Instructions for the task:
Would you copy the records exactly, leaving the pictures out?
Data provided below:
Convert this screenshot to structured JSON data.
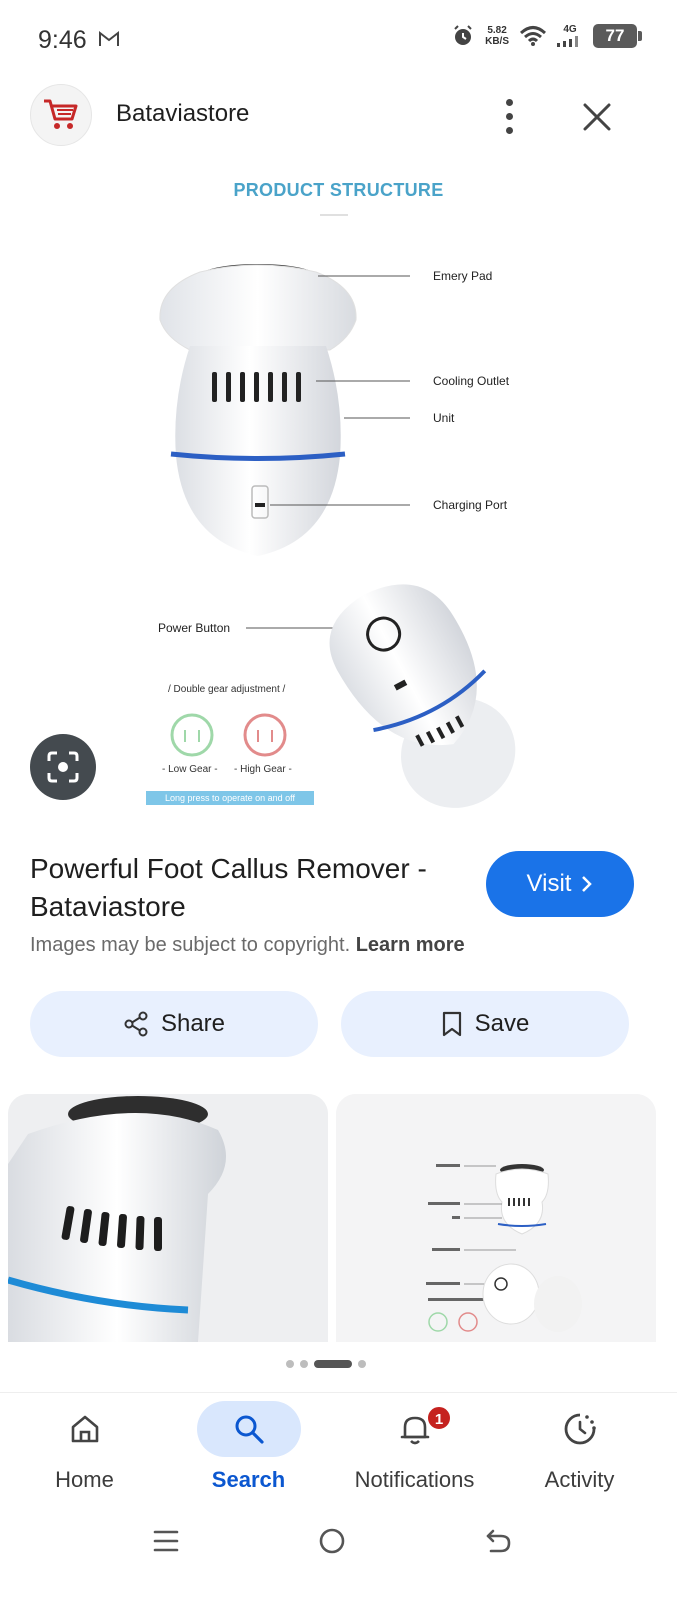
{
  "status_bar": {
    "time": "9:46",
    "net_speed_value": "5.82",
    "net_speed_unit": "KB/S",
    "network": "4G",
    "battery": "77"
  },
  "header": {
    "site_name": "Bataviastore"
  },
  "product_image": {
    "title": "PRODUCT STRUCTURE",
    "callouts": {
      "emery_pad": "Emery Pad",
      "cooling_outlet": "Cooling Outlet",
      "unit": "Unit",
      "charging_port": "Charging Port",
      "power_button": "Power Button"
    },
    "gear_heading": "/ Double gear adjustment /",
    "low_gear": "- Low Gear -",
    "high_gear": "- High Gear -",
    "long_press": "Long press to operate on and off"
  },
  "result": {
    "title": "Powerful Foot Callus Remover - Bataviastore",
    "visit_label": "Visit",
    "copyright_text": "Images may be subject to copyright.",
    "learn_more": "Learn more"
  },
  "actions": {
    "share_label": "Share",
    "save_label": "Save"
  },
  "pagination": {
    "total": 4,
    "active": 2
  },
  "bottom_nav": {
    "items": [
      {
        "label": "Home",
        "icon": "home-icon"
      },
      {
        "label": "Search",
        "icon": "search-icon"
      },
      {
        "label": "Notifications",
        "icon": "bell-icon"
      },
      {
        "label": "Activity",
        "icon": "activity-icon"
      }
    ],
    "active": "Search",
    "notification_count": "1"
  },
  "colors": {
    "accent": "#1a73e8",
    "pill_bg": "#e8f0fe",
    "active_nav": "#0b57d0",
    "badge": "#c5221f",
    "title_teal": "#4aa3c9"
  }
}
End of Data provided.
Solution:
Convert this screenshot to structured JSON data.
{
  "status_bar": {
    "time": "9:46",
    "net_speed_value": "5.82",
    "net_speed_unit": "KB/S",
    "network": "4G",
    "battery": "77"
  },
  "header": {
    "site_name": "Bataviastore"
  },
  "product_image": {
    "title": "PRODUCT STRUCTURE",
    "callouts": {
      "emery_pad": "Emery Pad",
      "cooling_outlet": "Cooling Outlet",
      "unit": "Unit",
      "charging_port": "Charging Port",
      "power_button": "Power Button"
    },
    "gear_heading": "/ Double gear adjustment /",
    "low_gear": "- Low Gear -",
    "high_gear": "- High Gear -",
    "long_press": "Long press to operate on and off"
  },
  "result": {
    "title": "Powerful Foot Callus Remover - Bataviastore",
    "visit_label": "Visit",
    "copyright_text": "Images may be subject to copyright.",
    "learn_more": "Learn more"
  },
  "actions": {
    "share_label": "Share",
    "save_label": "Save"
  },
  "pagination": {
    "total": 4,
    "active": 2
  },
  "bottom_nav": {
    "items": [
      {
        "label": "Home",
        "icon": "home-icon"
      },
      {
        "label": "Search",
        "icon": "search-icon"
      },
      {
        "label": "Notifications",
        "icon": "bell-icon"
      },
      {
        "label": "Activity",
        "icon": "activity-icon"
      }
    ],
    "active": "Search",
    "notification_count": "1"
  },
  "colors": {
    "accent": "#1a73e8",
    "pill_bg": "#e8f0fe",
    "active_nav": "#0b57d0",
    "badge": "#c5221f",
    "title_teal": "#4aa3c9"
  }
}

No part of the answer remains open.